[Element data from apps and pages]
———
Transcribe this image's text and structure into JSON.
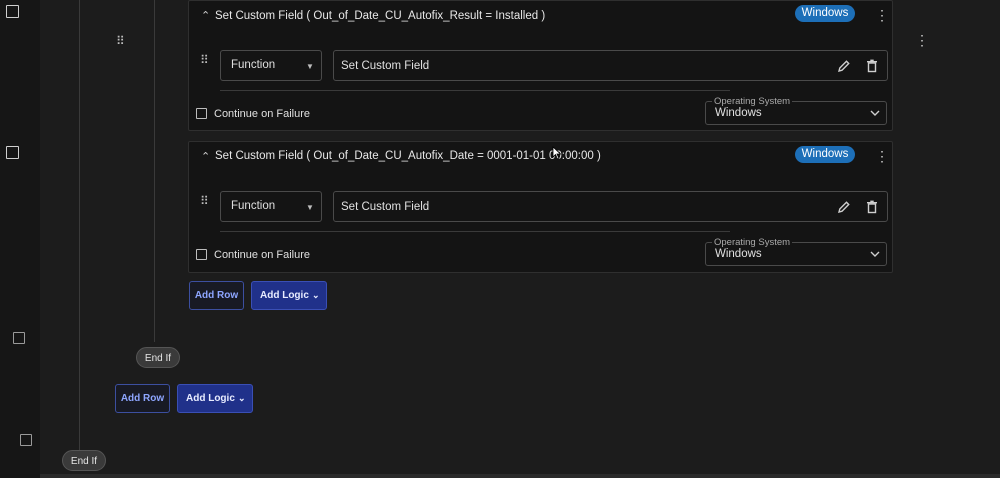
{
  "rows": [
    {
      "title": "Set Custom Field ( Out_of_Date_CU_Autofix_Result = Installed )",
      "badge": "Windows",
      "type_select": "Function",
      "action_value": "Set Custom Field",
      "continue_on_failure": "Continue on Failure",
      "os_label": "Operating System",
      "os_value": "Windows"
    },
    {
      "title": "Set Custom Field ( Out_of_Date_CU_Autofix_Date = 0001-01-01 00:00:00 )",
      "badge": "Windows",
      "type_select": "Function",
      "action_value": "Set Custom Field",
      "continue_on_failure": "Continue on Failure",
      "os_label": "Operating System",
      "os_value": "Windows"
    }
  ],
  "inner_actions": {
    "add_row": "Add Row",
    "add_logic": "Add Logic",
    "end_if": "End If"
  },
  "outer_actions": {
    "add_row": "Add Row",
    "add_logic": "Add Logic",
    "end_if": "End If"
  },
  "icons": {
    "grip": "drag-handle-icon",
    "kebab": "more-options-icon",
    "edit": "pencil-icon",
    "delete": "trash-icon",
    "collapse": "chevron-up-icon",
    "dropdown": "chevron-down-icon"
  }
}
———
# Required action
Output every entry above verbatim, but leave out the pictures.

# Response for this exercise
Transcribe this image's text and structure into JSON.
{
  "rows": [
    {
      "title": "Set Custom Field ( Out_of_Date_CU_Autofix_Result = Installed )",
      "badge": "Windows",
      "type_select": "Function",
      "action_value": "Set Custom Field",
      "continue_on_failure": "Continue on Failure",
      "os_label": "Operating System",
      "os_value": "Windows"
    },
    {
      "title": "Set Custom Field ( Out_of_Date_CU_Autofix_Date = 0001-01-01 00:00:00 )",
      "badge": "Windows",
      "type_select": "Function",
      "action_value": "Set Custom Field",
      "continue_on_failure": "Continue on Failure",
      "os_label": "Operating System",
      "os_value": "Windows"
    }
  ],
  "inner_actions": {
    "add_row": "Add Row",
    "add_logic": "Add Logic",
    "end_if": "End If"
  },
  "outer_actions": {
    "add_row": "Add Row",
    "add_logic": "Add Logic",
    "end_if": "End If"
  },
  "icons": {
    "grip": "drag-handle-icon",
    "kebab": "more-options-icon",
    "edit": "pencil-icon",
    "delete": "trash-icon",
    "collapse": "chevron-up-icon",
    "dropdown": "chevron-down-icon"
  }
}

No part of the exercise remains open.